▸ **Task**: Could you give the records below again exactly as they stand?
====== Supplied information ======
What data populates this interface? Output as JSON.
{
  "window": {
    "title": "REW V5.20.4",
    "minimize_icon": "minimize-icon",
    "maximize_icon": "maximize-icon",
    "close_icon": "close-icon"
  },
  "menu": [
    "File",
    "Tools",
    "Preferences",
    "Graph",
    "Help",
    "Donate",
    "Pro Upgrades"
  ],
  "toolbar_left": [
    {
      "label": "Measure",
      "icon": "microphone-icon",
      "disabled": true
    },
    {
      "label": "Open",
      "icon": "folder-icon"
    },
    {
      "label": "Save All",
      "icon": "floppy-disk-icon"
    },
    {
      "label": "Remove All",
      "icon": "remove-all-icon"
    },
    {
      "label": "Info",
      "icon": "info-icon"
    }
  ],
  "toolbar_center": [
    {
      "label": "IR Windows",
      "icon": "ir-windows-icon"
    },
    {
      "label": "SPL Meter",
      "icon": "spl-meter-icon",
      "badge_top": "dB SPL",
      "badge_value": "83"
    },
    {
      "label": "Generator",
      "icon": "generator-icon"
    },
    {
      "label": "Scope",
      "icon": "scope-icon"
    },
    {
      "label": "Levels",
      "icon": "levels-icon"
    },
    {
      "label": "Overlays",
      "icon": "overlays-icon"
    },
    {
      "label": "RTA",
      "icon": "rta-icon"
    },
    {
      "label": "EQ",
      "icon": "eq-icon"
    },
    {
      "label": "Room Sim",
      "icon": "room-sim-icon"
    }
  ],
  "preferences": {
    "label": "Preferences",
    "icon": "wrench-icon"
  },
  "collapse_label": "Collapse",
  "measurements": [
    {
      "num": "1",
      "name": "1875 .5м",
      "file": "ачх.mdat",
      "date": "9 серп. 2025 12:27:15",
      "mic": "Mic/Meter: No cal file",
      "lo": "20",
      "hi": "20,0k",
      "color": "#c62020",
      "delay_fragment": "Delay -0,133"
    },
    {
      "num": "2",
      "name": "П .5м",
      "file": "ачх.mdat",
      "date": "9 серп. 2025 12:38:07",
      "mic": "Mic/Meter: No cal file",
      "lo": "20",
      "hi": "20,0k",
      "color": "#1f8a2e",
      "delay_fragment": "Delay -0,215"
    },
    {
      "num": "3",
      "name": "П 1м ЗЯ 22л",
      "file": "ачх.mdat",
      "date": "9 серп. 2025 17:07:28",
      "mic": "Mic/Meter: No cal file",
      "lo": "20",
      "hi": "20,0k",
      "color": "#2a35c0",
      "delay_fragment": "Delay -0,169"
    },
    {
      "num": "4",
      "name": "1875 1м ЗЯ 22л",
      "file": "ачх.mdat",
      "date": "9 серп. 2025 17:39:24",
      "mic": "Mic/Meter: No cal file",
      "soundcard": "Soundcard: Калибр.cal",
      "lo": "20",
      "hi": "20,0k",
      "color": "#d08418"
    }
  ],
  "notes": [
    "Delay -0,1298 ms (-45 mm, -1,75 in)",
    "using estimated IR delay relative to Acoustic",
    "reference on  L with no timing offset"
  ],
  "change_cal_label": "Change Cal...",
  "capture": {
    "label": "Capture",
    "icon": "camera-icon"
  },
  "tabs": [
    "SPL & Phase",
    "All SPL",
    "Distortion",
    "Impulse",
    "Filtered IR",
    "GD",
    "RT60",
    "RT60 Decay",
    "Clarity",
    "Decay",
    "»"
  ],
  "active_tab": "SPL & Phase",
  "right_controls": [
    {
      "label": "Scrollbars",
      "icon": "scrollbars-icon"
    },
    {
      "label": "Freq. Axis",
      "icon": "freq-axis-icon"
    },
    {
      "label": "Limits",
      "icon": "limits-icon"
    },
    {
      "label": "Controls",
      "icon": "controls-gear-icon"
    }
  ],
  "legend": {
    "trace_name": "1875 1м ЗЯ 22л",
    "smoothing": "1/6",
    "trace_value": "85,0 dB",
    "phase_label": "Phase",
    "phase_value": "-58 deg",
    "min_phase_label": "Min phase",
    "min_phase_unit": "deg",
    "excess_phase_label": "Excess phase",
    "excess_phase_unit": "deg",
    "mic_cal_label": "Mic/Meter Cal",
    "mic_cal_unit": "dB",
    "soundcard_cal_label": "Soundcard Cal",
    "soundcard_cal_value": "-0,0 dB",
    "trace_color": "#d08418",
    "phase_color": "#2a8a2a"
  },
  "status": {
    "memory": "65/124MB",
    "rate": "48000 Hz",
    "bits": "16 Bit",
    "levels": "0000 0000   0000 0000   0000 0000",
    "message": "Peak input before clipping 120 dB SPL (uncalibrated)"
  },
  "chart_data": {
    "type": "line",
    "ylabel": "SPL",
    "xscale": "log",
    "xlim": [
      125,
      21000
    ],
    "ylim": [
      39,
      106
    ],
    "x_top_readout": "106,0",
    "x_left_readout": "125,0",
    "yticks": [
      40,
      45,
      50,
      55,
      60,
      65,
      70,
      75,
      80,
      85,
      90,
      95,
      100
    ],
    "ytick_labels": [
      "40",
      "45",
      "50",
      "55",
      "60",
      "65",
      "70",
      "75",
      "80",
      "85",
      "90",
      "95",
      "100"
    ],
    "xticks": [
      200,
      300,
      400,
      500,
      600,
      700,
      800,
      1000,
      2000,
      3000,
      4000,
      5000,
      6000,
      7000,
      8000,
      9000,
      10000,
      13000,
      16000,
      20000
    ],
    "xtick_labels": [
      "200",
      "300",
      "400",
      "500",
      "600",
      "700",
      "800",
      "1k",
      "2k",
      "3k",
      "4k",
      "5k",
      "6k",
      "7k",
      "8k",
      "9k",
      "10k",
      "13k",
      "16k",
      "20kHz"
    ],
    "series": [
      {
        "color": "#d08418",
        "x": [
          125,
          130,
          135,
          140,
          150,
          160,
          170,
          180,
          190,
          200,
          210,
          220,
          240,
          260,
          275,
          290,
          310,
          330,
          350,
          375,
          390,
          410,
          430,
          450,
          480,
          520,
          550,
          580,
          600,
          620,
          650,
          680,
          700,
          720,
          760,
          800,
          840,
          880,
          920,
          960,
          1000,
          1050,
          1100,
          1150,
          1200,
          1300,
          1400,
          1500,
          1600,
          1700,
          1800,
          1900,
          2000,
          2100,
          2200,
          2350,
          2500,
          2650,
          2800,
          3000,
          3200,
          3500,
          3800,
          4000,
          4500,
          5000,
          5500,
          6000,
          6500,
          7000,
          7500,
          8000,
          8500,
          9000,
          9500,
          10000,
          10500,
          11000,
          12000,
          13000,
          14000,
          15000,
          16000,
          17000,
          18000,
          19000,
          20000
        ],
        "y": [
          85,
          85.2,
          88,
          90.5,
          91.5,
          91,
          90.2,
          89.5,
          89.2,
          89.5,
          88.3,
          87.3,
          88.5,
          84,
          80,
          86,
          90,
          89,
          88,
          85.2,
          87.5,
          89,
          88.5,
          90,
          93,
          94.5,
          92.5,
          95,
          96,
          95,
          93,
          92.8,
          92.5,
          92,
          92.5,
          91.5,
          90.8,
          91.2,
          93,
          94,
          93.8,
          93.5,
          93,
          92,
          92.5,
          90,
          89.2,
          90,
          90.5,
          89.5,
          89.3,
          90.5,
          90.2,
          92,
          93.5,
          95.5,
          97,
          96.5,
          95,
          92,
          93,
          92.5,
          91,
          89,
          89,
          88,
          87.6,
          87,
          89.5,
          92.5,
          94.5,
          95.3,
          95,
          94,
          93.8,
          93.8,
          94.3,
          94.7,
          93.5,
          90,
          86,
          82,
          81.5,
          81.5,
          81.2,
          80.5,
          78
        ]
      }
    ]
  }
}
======
▸ **Answer to the exercise**:
What data populates this interface? Output as JSON.
{
  "window": {
    "title": "REW V5.20.4",
    "minimize_icon": "minimize-icon",
    "maximize_icon": "maximize-icon",
    "close_icon": "close-icon"
  },
  "menu": [
    "File",
    "Tools",
    "Preferences",
    "Graph",
    "Help",
    "Donate",
    "Pro Upgrades"
  ],
  "toolbar_left": [
    {
      "label": "Measure",
      "icon": "microphone-icon",
      "disabled": true
    },
    {
      "label": "Open",
      "icon": "folder-icon"
    },
    {
      "label": "Save All",
      "icon": "floppy-disk-icon"
    },
    {
      "label": "Remove All",
      "icon": "remove-all-icon"
    },
    {
      "label": "Info",
      "icon": "info-icon"
    }
  ],
  "toolbar_center": [
    {
      "label": "IR Windows",
      "icon": "ir-windows-icon"
    },
    {
      "label": "SPL Meter",
      "icon": "spl-meter-icon",
      "badge_top": "dB SPL",
      "badge_value": "83"
    },
    {
      "label": "Generator",
      "icon": "generator-icon"
    },
    {
      "label": "Scope",
      "icon": "scope-icon"
    },
    {
      "label": "Levels",
      "icon": "levels-icon"
    },
    {
      "label": "Overlays",
      "icon": "overlays-icon"
    },
    {
      "label": "RTA",
      "icon": "rta-icon"
    },
    {
      "label": "EQ",
      "icon": "eq-icon"
    },
    {
      "label": "Room Sim",
      "icon": "room-sim-icon"
    }
  ],
  "preferences": {
    "label": "Preferences",
    "icon": "wrench-icon"
  },
  "collapse_label": "Collapse",
  "measurements": [
    {
      "num": "1",
      "name": "1875 .5м",
      "file": "ачх.mdat",
      "date": "9 серп. 2025 12:27:15",
      "mic": "Mic/Meter: No cal file",
      "lo": "20",
      "hi": "20,0k",
      "color": "#c62020",
      "delay_fragment": "Delay -0,133"
    },
    {
      "num": "2",
      "name": "П .5м",
      "file": "ачх.mdat",
      "date": "9 серп. 2025 12:38:07",
      "mic": "Mic/Meter: No cal file",
      "lo": "20",
      "hi": "20,0k",
      "color": "#1f8a2e",
      "delay_fragment": "Delay -0,215"
    },
    {
      "num": "3",
      "name": "П 1м ЗЯ 22л",
      "file": "ачх.mdat",
      "date": "9 серп. 2025 17:07:28",
      "mic": "Mic/Meter: No cal file",
      "lo": "20",
      "hi": "20,0k",
      "color": "#2a35c0",
      "delay_fragment": "Delay -0,169"
    },
    {
      "num": "4",
      "name": "1875 1м ЗЯ 22л",
      "file": "ачх.mdat",
      "date": "9 серп. 2025 17:39:24",
      "mic": "Mic/Meter: No cal file",
      "soundcard": "Soundcard: Калибр.cal",
      "lo": "20",
      "hi": "20,0k",
      "color": "#d08418"
    }
  ],
  "notes": [
    "Delay -0,1298 ms (-45 mm, -1,75 in)",
    "using estimated IR delay relative to Acoustic",
    "reference on  L with no timing offset"
  ],
  "change_cal_label": "Change Cal...",
  "capture": {
    "label": "Capture",
    "icon": "camera-icon"
  },
  "tabs": [
    "SPL & Phase",
    "All SPL",
    "Distortion",
    "Impulse",
    "Filtered IR",
    "GD",
    "RT60",
    "RT60 Decay",
    "Clarity",
    "Decay",
    "»"
  ],
  "active_tab": "SPL & Phase",
  "right_controls": [
    {
      "label": "Scrollbars",
      "icon": "scrollbars-icon"
    },
    {
      "label": "Freq. Axis",
      "icon": "freq-axis-icon"
    },
    {
      "label": "Limits",
      "icon": "limits-icon"
    },
    {
      "label": "Controls",
      "icon": "controls-gear-icon"
    }
  ],
  "legend": {
    "trace_name": "1875 1м ЗЯ 22л",
    "smoothing": "1/6",
    "trace_value": "85,0 dB",
    "phase_label": "Phase",
    "phase_value": "-58 deg",
    "min_phase_label": "Min phase",
    "min_phase_unit": "deg",
    "excess_phase_label": "Excess phase",
    "excess_phase_unit": "deg",
    "mic_cal_label": "Mic/Meter Cal",
    "mic_cal_unit": "dB",
    "soundcard_cal_label": "Soundcard Cal",
    "soundcard_cal_value": "-0,0 dB",
    "trace_color": "#d08418",
    "phase_color": "#2a8a2a"
  },
  "status": {
    "memory": "65/124MB",
    "rate": "48000 Hz",
    "bits": "16 Bit",
    "levels": "0000 0000   0000 0000   0000 0000",
    "message": "Peak input before clipping 120 dB SPL (uncalibrated)"
  },
  "chart_data": {
    "type": "line",
    "ylabel": "SPL",
    "xscale": "log",
    "xlim": [
      125,
      21000
    ],
    "ylim": [
      39,
      106
    ],
    "x_top_readout": "106,0",
    "x_left_readout": "125,0",
    "yticks": [
      40,
      45,
      50,
      55,
      60,
      65,
      70,
      75,
      80,
      85,
      90,
      95,
      100
    ],
    "ytick_labels": [
      "40",
      "45",
      "50",
      "55",
      "60",
      "65",
      "70",
      "75",
      "80",
      "85",
      "90",
      "95",
      "100"
    ],
    "xticks": [
      200,
      300,
      400,
      500,
      600,
      700,
      800,
      1000,
      2000,
      3000,
      4000,
      5000,
      6000,
      7000,
      8000,
      9000,
      10000,
      13000,
      16000,
      20000
    ],
    "xtick_labels": [
      "200",
      "300",
      "400",
      "500",
      "600",
      "700",
      "800",
      "1k",
      "2k",
      "3k",
      "4k",
      "5k",
      "6k",
      "7k",
      "8k",
      "9k",
      "10k",
      "13k",
      "16k",
      "20kHz"
    ],
    "series": [
      {
        "color": "#d08418",
        "x": [
          125,
          130,
          135,
          140,
          150,
          160,
          170,
          180,
          190,
          200,
          210,
          220,
          240,
          260,
          275,
          290,
          310,
          330,
          350,
          375,
          390,
          410,
          430,
          450,
          480,
          520,
          550,
          580,
          600,
          620,
          650,
          680,
          700,
          720,
          760,
          800,
          840,
          880,
          920,
          960,
          1000,
          1050,
          1100,
          1150,
          1200,
          1300,
          1400,
          1500,
          1600,
          1700,
          1800,
          1900,
          2000,
          2100,
          2200,
          2350,
          2500,
          2650,
          2800,
          3000,
          3200,
          3500,
          3800,
          4000,
          4500,
          5000,
          5500,
          6000,
          6500,
          7000,
          7500,
          8000,
          8500,
          9000,
          9500,
          10000,
          10500,
          11000,
          12000,
          13000,
          14000,
          15000,
          16000,
          17000,
          18000,
          19000,
          20000
        ],
        "y": [
          85,
          85.2,
          88,
          90.5,
          91.5,
          91,
          90.2,
          89.5,
          89.2,
          89.5,
          88.3,
          87.3,
          88.5,
          84,
          80,
          86,
          90,
          89,
          88,
          85.2,
          87.5,
          89,
          88.5,
          90,
          93,
          94.5,
          92.5,
          95,
          96,
          95,
          93,
          92.8,
          92.5,
          92,
          92.5,
          91.5,
          90.8,
          91.2,
          93,
          94,
          93.8,
          93.5,
          93,
          92,
          92.5,
          90,
          89.2,
          90,
          90.5,
          89.5,
          89.3,
          90.5,
          90.2,
          92,
          93.5,
          95.5,
          97,
          96.5,
          95,
          92,
          93,
          92.5,
          91,
          89,
          89,
          88,
          87.6,
          87,
          89.5,
          92.5,
          94.5,
          95.3,
          95,
          94,
          93.8,
          93.8,
          94.3,
          94.7,
          93.5,
          90,
          86,
          82,
          81.5,
          81.5,
          81.2,
          80.5,
          78
        ]
      }
    ]
  }
}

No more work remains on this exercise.